Instead of rustic decorations, Christmas in America in the 1860s was under the Victorian influence of Prince Albert and Queen Victoria, who loved the extremely sophisticated German affects of the day. By the time of the Civil War, families were sending Christmas cards to faraway family members and friends, and these cards, portraying Victorian scenes of Christmases past, were saved and used as paper chains around the tree. Gold and silver garlands, made from foil chocolate wrappers, adorned the tree, and ladies searched their sewing boxes to make silk and velvet ornaments. Fruits were dipped in sugar to provide a little sparkle, and angels were seen throughout the homes, watching over the families. Knitted stockings danced in front of the fireplace, waiting to be filled with oranges, candy and nuts. Along with replicating these realistic decorations, the Lookout Mountain Beautiful Garden Club members will cut greenery and flowers native to Lookout Mountain to decorate the Cravens’ House: magnolia; fir; holly; beauty berries; spruce; pine; hydrangea and nandina.
Robert Cravens (1805-1888) was a pioneer Chattanooga industrialist who helped organize the East Tennessee Iron Manufacturing Company, chartered in 1847. This company consisted of a blast furnace and a foundry with a machine shop for the manufacture of both railroad engines and freight cars. He built the first blast furnace, which was coke-fueled, in Chattanooga, and it still remains operational.
In 1854, Robert Cravens purchased 1,000 acres, where he maintained orchards, grew cotton and built an L-shaped summer home, which he called “Alta Vista” because of its magnificent views. His home became the site for the Civil War’s “Battle Above The Clouds” on Nov. 24, 1863. This historic landmark witnessed some of the most intense and decisive fighting of the Civil War. His home, which was the only remaining Civil War-era structure on the mountain, was used as a headquarters for both armies. On Nov. 24, 1863, Union troops took possession of the Cravens House from the Confederates and it became the headquarters for Gen. W.C. Whitaker’s command. The Union soldiers used the floorboards, siding, walls and ceiling boards for firewood. The monotony of camp life caused many soldiers to stray to less desirable activities, and there was more and more fighting, gambling and drinking in the camp. The house was burned down by a Union soldier in a drunken brawl, but Cravens rebuilt in the style it is today in 1866.
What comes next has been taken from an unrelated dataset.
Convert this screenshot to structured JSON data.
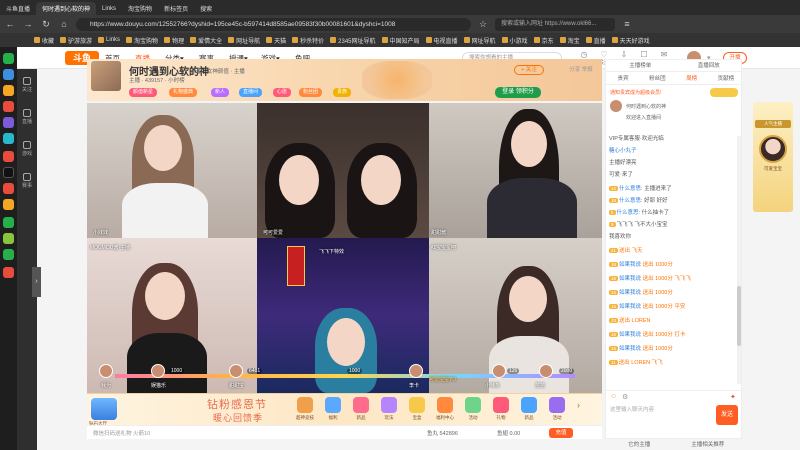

War encampments brought disease, starvation, lack of clean water and death in these cold desolate months for both Confederate and Union soldiers. Soldiers in cold bleak winter quarters were reminded more acutely than ever of the domestic bliss they had left behind by the letters and packages from home during the Christmas holidays.
As the guests of the Craven House step back into the holiday season of the Civil War soldiers and their families, one can imagine the air of profound melancholy that had settled over our entire nation.
The Lookout Mountain Beautiful Garden Club will decorate Craven’s House exquisitely as a “Designer Showcase Christmas House” illuminating the Civil War period. Tickets are free, but limited, and last year many were turned away. To make a reservation, and for more information about this event, please contact the Lookout Mountain Battlefield Visitor Center at (423) 821-7786. Tours begin at 6 p.m. each day, and run every 30 minutes until 8:30 p.m.
You will be captivated by the beauty of the city lights glistening in the distance as you step back in time to experience a vivid glimpse of a Victorian Civil War Christmas.
For more information about upcoming programs at Chickamauga and Chattanooga National Military Park, please contact the Lookout Mountain Visitor Center at (423) 821-7786, the Chickamauga Battlefield Visitor Center at (706) 866-9241, or visit the park’s website at www.nps.gov/chch.